In my case, I discussed how Confucianism (Ruism) could benefit International Women’s Day, March 8th. I began by stating that it’s International Women’s Day, and that Iceland has achieved gender equality–something I’d read from the “On This Day” section of Facebook. But the real purpose of my talk was to discuss some Confucian concepts I’d discussed at Friends from Afar, a relatively new closed Facebook group. Now I can comment and discuss articles of relevance with others of our spiritually pan-Chinese orientation. We have an open Facebook group also–the Ruism Discussion Group.
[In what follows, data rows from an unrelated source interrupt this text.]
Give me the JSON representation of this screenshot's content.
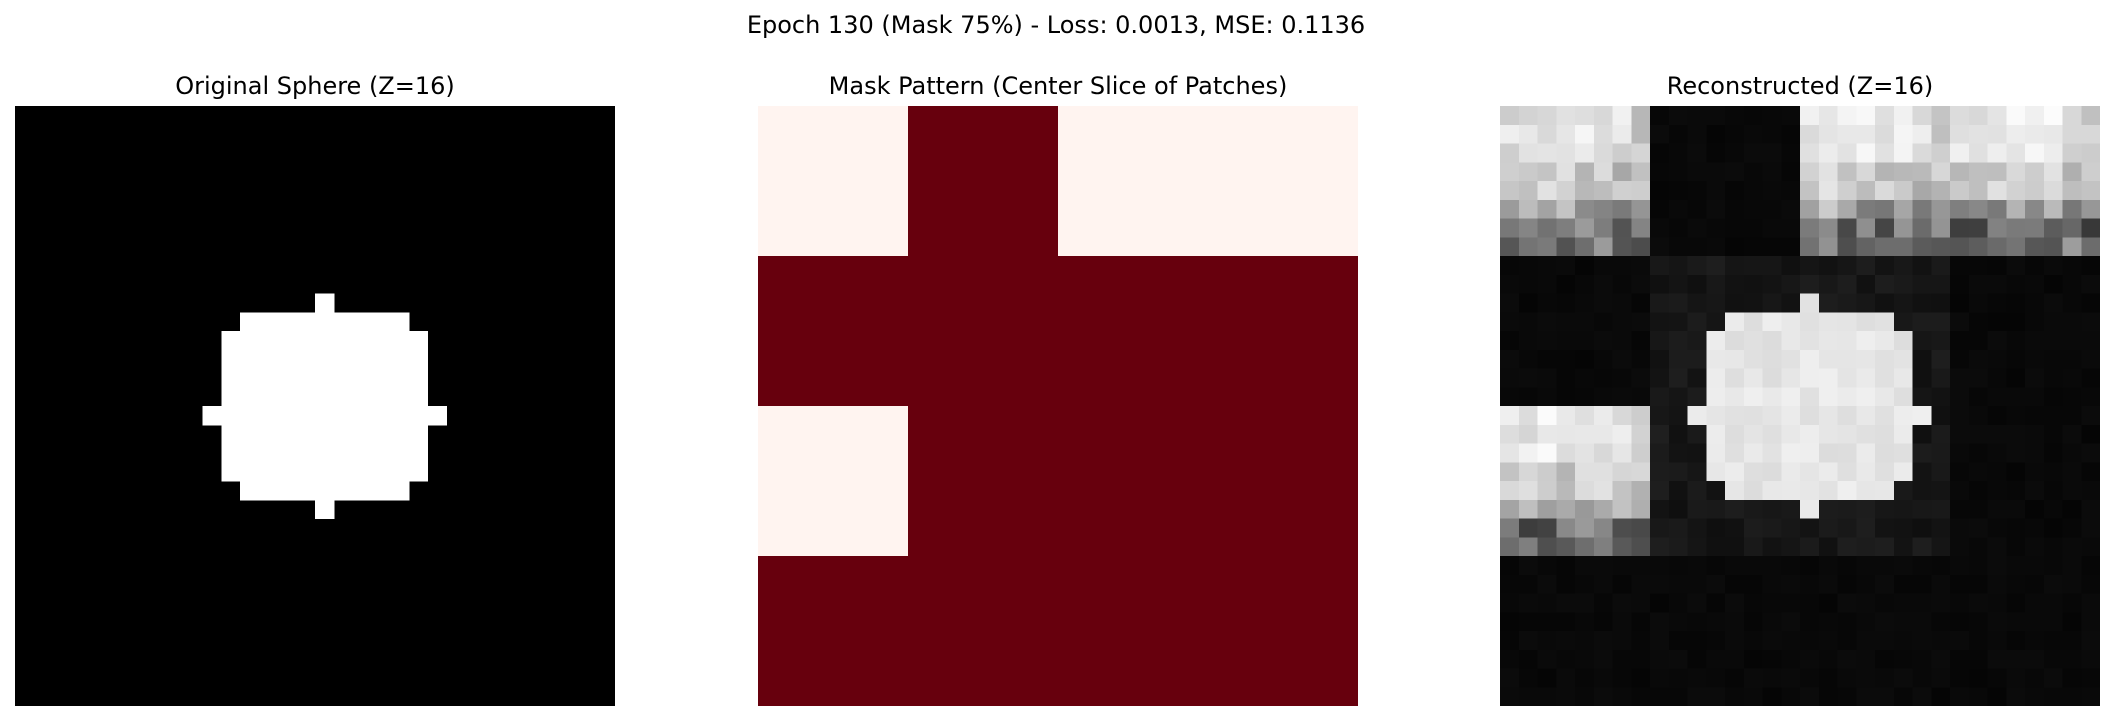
{
  "title": "Epoch 130 (Mask 75%) - Loss: 0.0013, MSE: 0.1136",
  "chart_data": [
    {
      "type": "heatmap",
      "title": "Original Sphere (Z=16)",
      "grid_size": 32,
      "colormap": "gray",
      "axes": "off",
      "mask": [
        "................................",
        "................................",
        "................................",
        "................................",
        "................................",
        "................................",
        "................................",
        "................................",
        "................................",
        "................................",
        "................#...............",
        "............#########...........",
        "...........###########..........",
        "...........###########..........",
        "...........###########..........",
        "...........###########..........",
        "..........#############.........",
        "...........###########..........",
        "...........###########..........",
        "...........###########..........",
        "............#########...........",
        "................#...............",
        "................................",
        "................................",
        "................................",
        "................................",
        "................................",
        "................................",
        "................................",
        "................................",
        "................................",
        "................................"
      ]
    },
    {
      "type": "heatmap",
      "title": "Mask Pattern (Center Slice of Patches)",
      "colormap": "Reds",
      "axes": "off",
      "colors": {
        "visible": "#fff4f0",
        "masked": "#67000d"
      },
      "values": [
        [
          0,
          1,
          0,
          0
        ],
        [
          1,
          1,
          1,
          1
        ],
        [
          0,
          1,
          1,
          1
        ],
        [
          1,
          1,
          1,
          1
        ]
      ]
    },
    {
      "type": "heatmap",
      "title": "Reconstructed (Z=16)",
      "colormap": "gray",
      "axes": "off",
      "patch_grid": 4,
      "patch_size": 8,
      "patch_types": [
        [
          "T",
          "D",
          "T",
          "T"
        ],
        [
          "D",
          "C",
          "C",
          "D"
        ],
        [
          "T",
          "C",
          "C",
          "D"
        ],
        [
          "D",
          "D",
          "D",
          "D"
        ]
      ],
      "patch_type_legend": {
        "T": "bright reconstructed pattern",
        "D": "dark",
        "C": "sphere region"
      }
    }
  ]
}
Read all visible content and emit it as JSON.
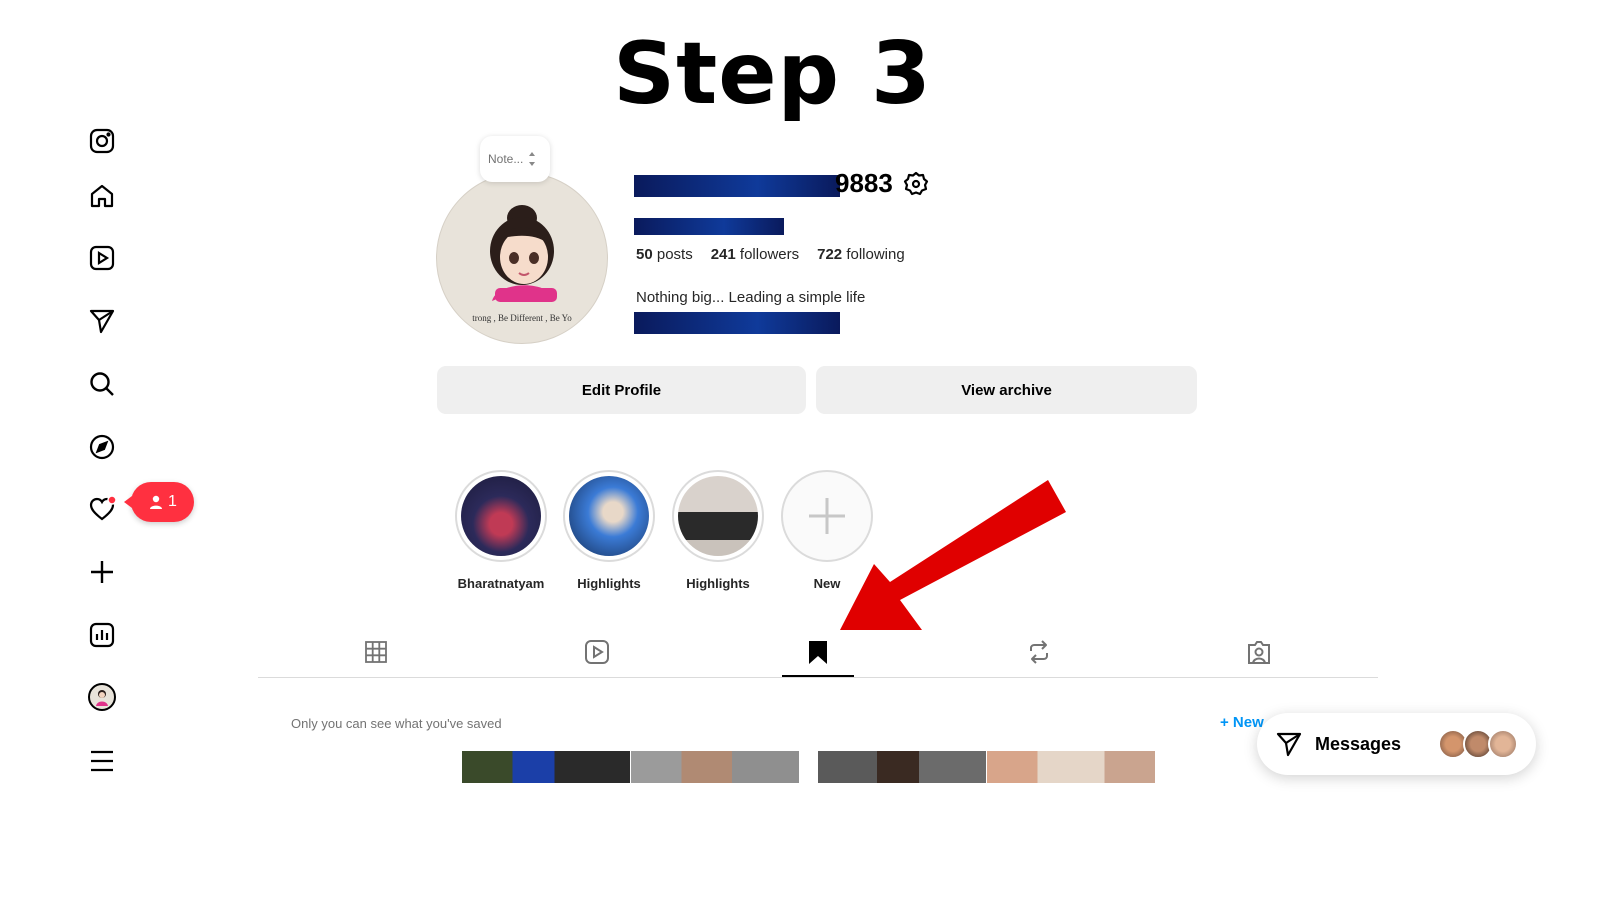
{
  "page": {
    "step_title": "Step 3"
  },
  "sidebar": {
    "items": [
      {
        "icon": "instagram-logo-icon"
      },
      {
        "icon": "home-icon"
      },
      {
        "icon": "reels-icon"
      },
      {
        "icon": "messages-icon"
      },
      {
        "icon": "search-icon"
      },
      {
        "icon": "explore-icon"
      },
      {
        "icon": "notifications-heart-icon"
      },
      {
        "icon": "create-plus-icon"
      },
      {
        "icon": "dashboard-icon"
      },
      {
        "icon": "profile-avatar-icon"
      },
      {
        "icon": "more-menu-icon"
      }
    ],
    "notification_badge": {
      "count": "1",
      "icon": "person-icon"
    }
  },
  "profile": {
    "note_placeholder": "Note...",
    "avatar_caption": "trong , Be Different , Be Yo",
    "username_visible": "9883",
    "stats": {
      "posts_count": "50",
      "posts_label": "posts",
      "followers_count": "241",
      "followers_label": "followers",
      "following_count": "722",
      "following_label": "following"
    },
    "bio": "Nothing big... Leading a simple life",
    "buttons": {
      "edit_profile": "Edit Profile",
      "view_archive": "View archive"
    }
  },
  "highlights": [
    {
      "label": "Bharatnatyam"
    },
    {
      "label": "Highlights"
    },
    {
      "label": "Highlights"
    },
    {
      "label": "New"
    }
  ],
  "tabs": [
    {
      "icon": "grid-icon",
      "active": false
    },
    {
      "icon": "reels-tab-icon",
      "active": false
    },
    {
      "icon": "saved-bookmark-icon",
      "active": true
    },
    {
      "icon": "reposts-icon",
      "active": false
    },
    {
      "icon": "tagged-icon",
      "active": false
    }
  ],
  "saved": {
    "privacy_note": "Only you can see what you've saved",
    "new_collection": "+ New"
  },
  "messages_widget": {
    "label": "Messages"
  },
  "colors": {
    "accent_red": "#ff3040",
    "arrow_red": "#e00000",
    "link_blue": "#0095f6",
    "redaction_blue": "#0f3a9a"
  }
}
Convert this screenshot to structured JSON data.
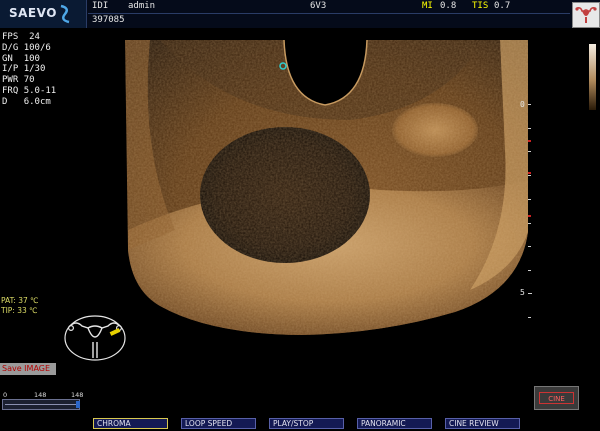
{
  "header": {
    "logo": "SAEVO",
    "user_label": "IDI",
    "user_name": "admin",
    "probe": "6V3",
    "mi_label": "MI",
    "mi_value": "0.8",
    "tis_label": "TIS",
    "tis_value": "0.7",
    "patient_id": "397085"
  },
  "params": [
    {
      "key": "FPS",
      "value": "24"
    },
    {
      "key": "D/G",
      "value": "100/6"
    },
    {
      "key": "GN",
      "value": "100"
    },
    {
      "key": "I/P",
      "value": "1/30"
    },
    {
      "key": "PWR",
      "value": "70"
    },
    {
      "key": "FRQ",
      "value": "5.0-11"
    },
    {
      "key": "D",
      "value": "6.0cm"
    }
  ],
  "temps": {
    "pat": "PAT: 37 ℃",
    "tip": "TIP: 33 ℃"
  },
  "save_button": "Save IMAGE",
  "slider": {
    "min": "0",
    "mid": "148",
    "max": "148"
  },
  "depth": {
    "zero": "0",
    "five": "5"
  },
  "cine_button": "CINE",
  "softkeys": [
    "CHROMA",
    "LOOP SPEED",
    "PLAY/STOP",
    "PANORAMIC",
    "CINE REVIEW"
  ],
  "icons": {
    "logo": "saevo-logo-icon",
    "uterus_button": "uterus-icon",
    "pictogram": "pelvic-bodymark-icon"
  },
  "colors": {
    "image_tint": "#b07a3c",
    "softkey_bg": "#141a54",
    "active_border": "#d8c850",
    "temp_text": "#dddd66"
  }
}
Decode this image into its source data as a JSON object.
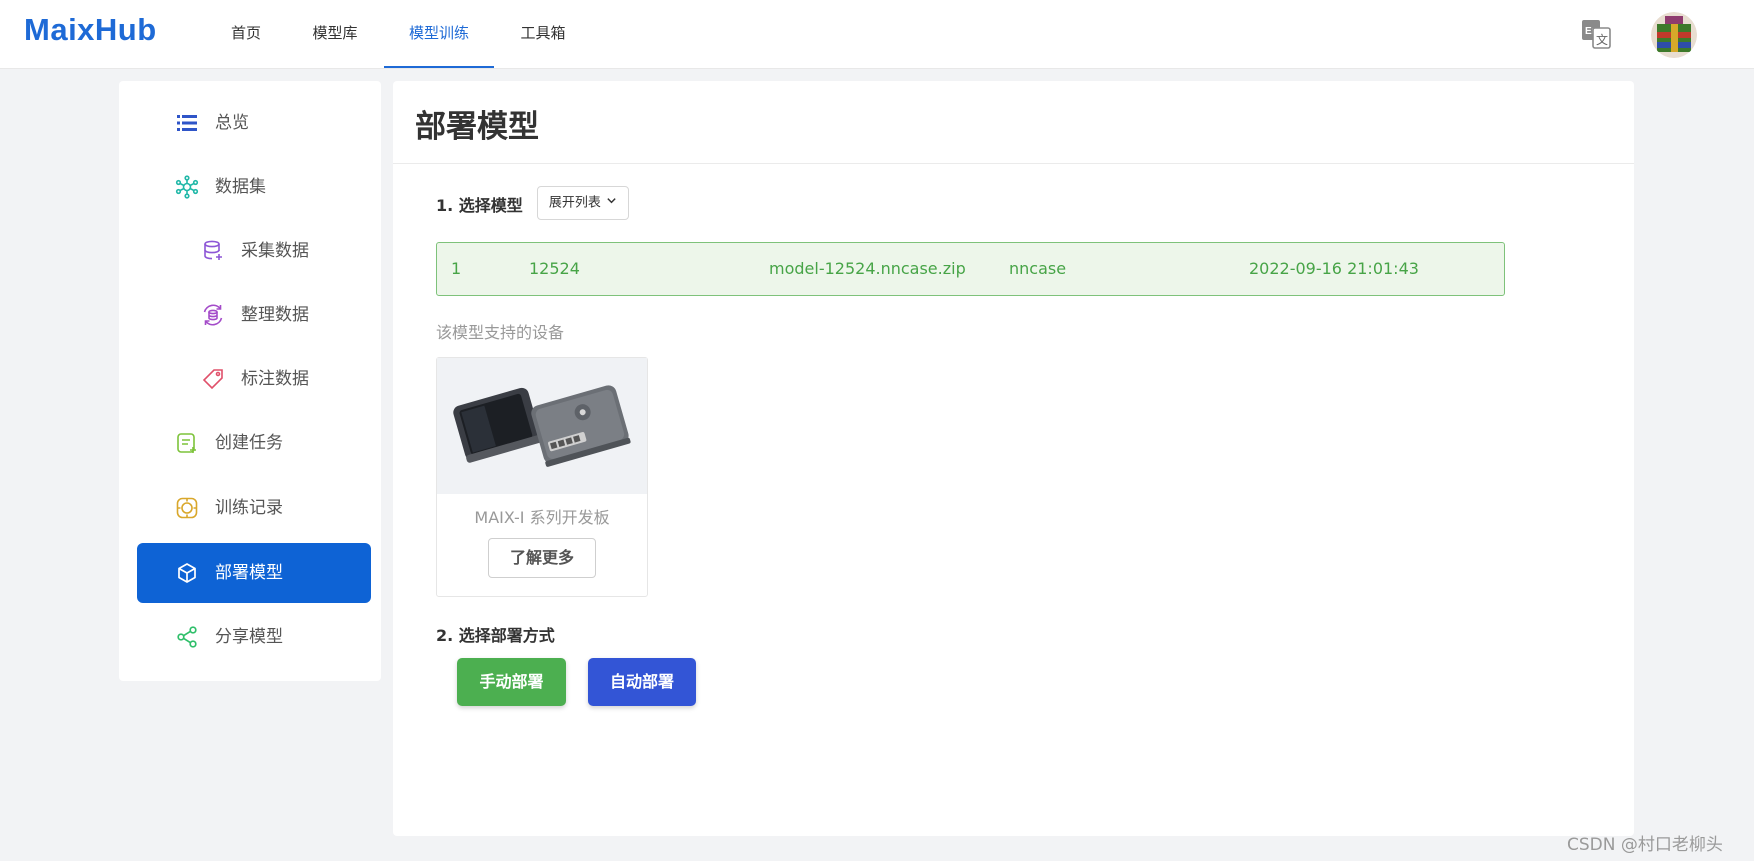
{
  "brand": {
    "logo_text": "MaixHub",
    "accent": "#1e6ad6"
  },
  "nav": {
    "items": [
      {
        "label": "首页"
      },
      {
        "label": "模型库"
      },
      {
        "label": "模型训练"
      },
      {
        "label": "工具箱"
      }
    ],
    "active": "模型训练",
    "language_icon": "translate-icon",
    "avatar_icon": "user-avatar"
  },
  "sidebar": {
    "items": [
      {
        "label": "总览",
        "icon": "list-icon"
      },
      {
        "label": "数据集",
        "icon": "dataset-icon"
      },
      {
        "label": "采集数据",
        "icon": "database-add-icon"
      },
      {
        "label": "整理数据",
        "icon": "database-refresh-icon"
      },
      {
        "label": "标注数据",
        "icon": "tag-icon"
      },
      {
        "label": "创建任务",
        "icon": "task-add-icon"
      },
      {
        "label": "训练记录",
        "icon": "record-icon"
      },
      {
        "label": "部署模型",
        "icon": "cube-icon"
      },
      {
        "label": "分享模型",
        "icon": "share-icon"
      }
    ],
    "active": "部署模型",
    "active_color": "#0e63d5"
  },
  "main": {
    "title": "部署模型",
    "step1_label": "1. 选择模型",
    "expand_label": "展开列表",
    "model_row": {
      "index": "1",
      "id": "12524",
      "file": "model-12524.nncase.zip",
      "format": "nncase",
      "time": "2022-09-16 21:01:43"
    },
    "supported_label": "该模型支持的设备",
    "device": {
      "name": "MAIX-I 系列开发板",
      "learn_more": "了解更多"
    },
    "step2_label": "2. 选择部署方式",
    "manual_deploy": "手动部署",
    "auto_deploy": "自动部署",
    "manual_color": "#4caf50",
    "auto_color": "#3355d6"
  },
  "watermark": "CSDN @村口老柳头"
}
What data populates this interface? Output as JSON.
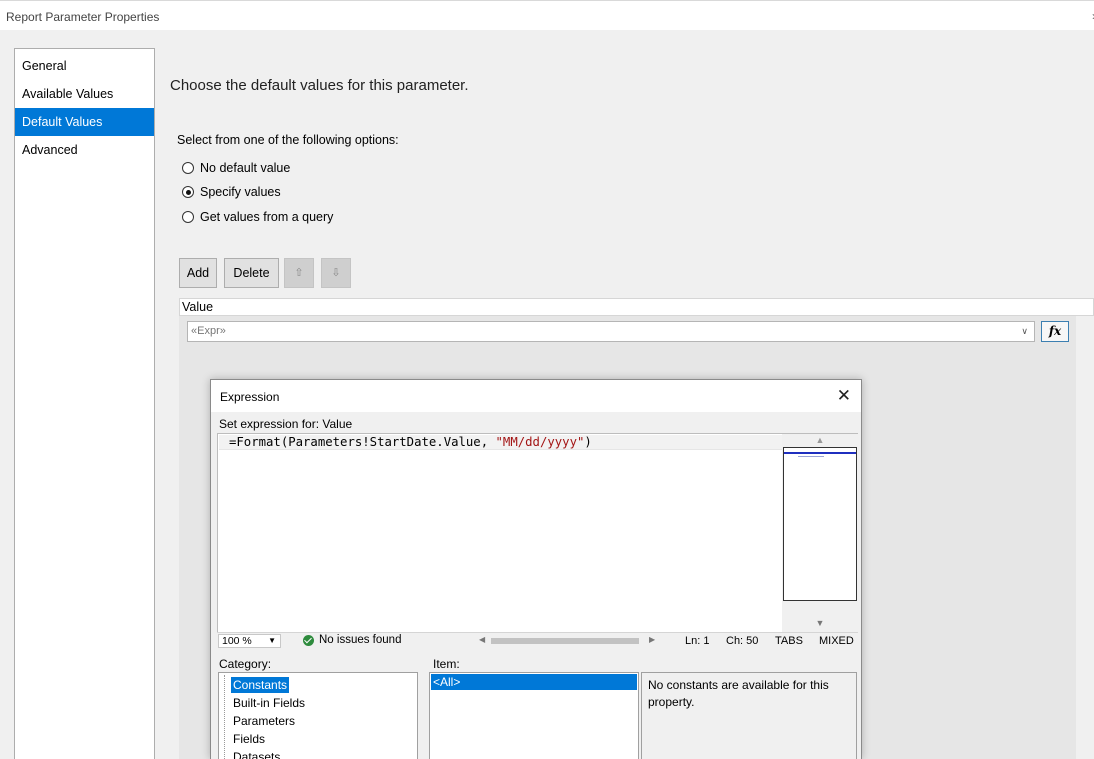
{
  "window": {
    "title": "Report Parameter Properties",
    "close_glyph": "›"
  },
  "nav": {
    "items": [
      {
        "label": "General",
        "selected": false
      },
      {
        "label": "Available Values",
        "selected": false
      },
      {
        "label": "Default Values",
        "selected": true
      },
      {
        "label": "Advanced",
        "selected": false
      }
    ]
  },
  "main": {
    "heading": "Choose the default values for this parameter.",
    "select_label": "Select from one of the following options:",
    "options": [
      {
        "label": "No default value",
        "checked": false
      },
      {
        "label": "Specify values",
        "checked": true
      },
      {
        "label": "Get values from a query",
        "checked": false
      }
    ],
    "buttons": {
      "add": "Add",
      "delete": "Delete",
      "move_up": "⇧",
      "move_down": "⇩"
    },
    "grid": {
      "header": "Value",
      "value_placeholder": "«Expr»",
      "dropdown_glyph": "∨",
      "fx_label": "fx"
    }
  },
  "expression_dialog": {
    "title": "Expression",
    "close_glyph": "✕",
    "set_label": "Set expression for: Value",
    "code_prefix": "=Format(Parameters!StartDate.Value, ",
    "code_string": "\"MM/dd/yyyy\"",
    "code_suffix": ")",
    "status": {
      "zoom": "100 %",
      "issues": "No issues found",
      "line": "Ln: 1",
      "char": "Ch: 50",
      "tabs": "TABS",
      "eol": "MIXED"
    },
    "category_label": "Category:",
    "item_label": "Item:",
    "categories": [
      {
        "label": "Constants",
        "selected": true
      },
      {
        "label": "Built-in Fields",
        "selected": false
      },
      {
        "label": "Parameters",
        "selected": false
      },
      {
        "label": "Fields",
        "selected": false
      },
      {
        "label": "Datasets",
        "selected": false
      }
    ],
    "items": [
      "<All>"
    ],
    "description": "No constants are available for this property."
  },
  "colors": {
    "accent": "#0078d7",
    "string_literal": "#a31515",
    "ok_green": "#2e8b3d"
  }
}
By the way, we prefer to be called, “Ruists,” because it pertains to the sage-scholar nature of the government officials, who passed civil service exams based on the Classics. Confucius is not only the Anglicizing of his real name, Kung Tzu, but the philosophy he founded was never named after him in the Far East. I didn’t give this disclaimer at last night’s event because I wanted to focus on gender equality.

Let’s start by looking at two of the Five Virtues. Jen (benevolence) is revealed through its presence, or lack, in expressions of propriety (li). Propriety is the externalization of humanity. The etymology of jen is a person next to the number “two,” a four-stroke character. Thus, being mean to women or anyone represents a failure in this connection. on another note, my explanation of the Chinese character for benevolence was the only Chinese footnote that I gave in my talk–unlike this article. Later I even joked that I was glad not to be providing Chinese footnotes for the concepts.

Here’s a similar argument. Sincerity (ch’eng) requires the presence of inner reverence (ching)–another inward–outward connection. Furthermore, making sincere the will (ch’eng-yi) is virtually identical to extending authentic conscience (chih liang-chih). In other words, you can’t honestly tell us that discrimination against women is an honest practice.

In a discussion at Friends from Afar, Dr. Bin Song reminded me of Wang Yang-ming’s assertion that broken rocks sadden him because of the pervasive, all-encompassing nature of jen (benevolence)when one truly chooses to embody it. That brought me back to my impending crusade for local sidewalk repair. At the Texas State Independent Living Council (TX SILC) Transportation Conference, we learned about developing collaborations and partnerships in order to get things done. What better expresses the externalizing our humanity in propriety, as well as showing appropriate-assertiveness (i).

Let’s hope that my discussion of some relevant Ruist (Confucian) concepts helps in the quest to bring about gender equality. Obviously, progress has been made over the centuries, but improvement is needed. It’s well-known that women in the USA only make 80 cents for every dollar that men earn. In past decades, we heard that women’s place was in the home, and only a few professions were even open to women, such as elementary education teaching. A just society is a more productive and respected society.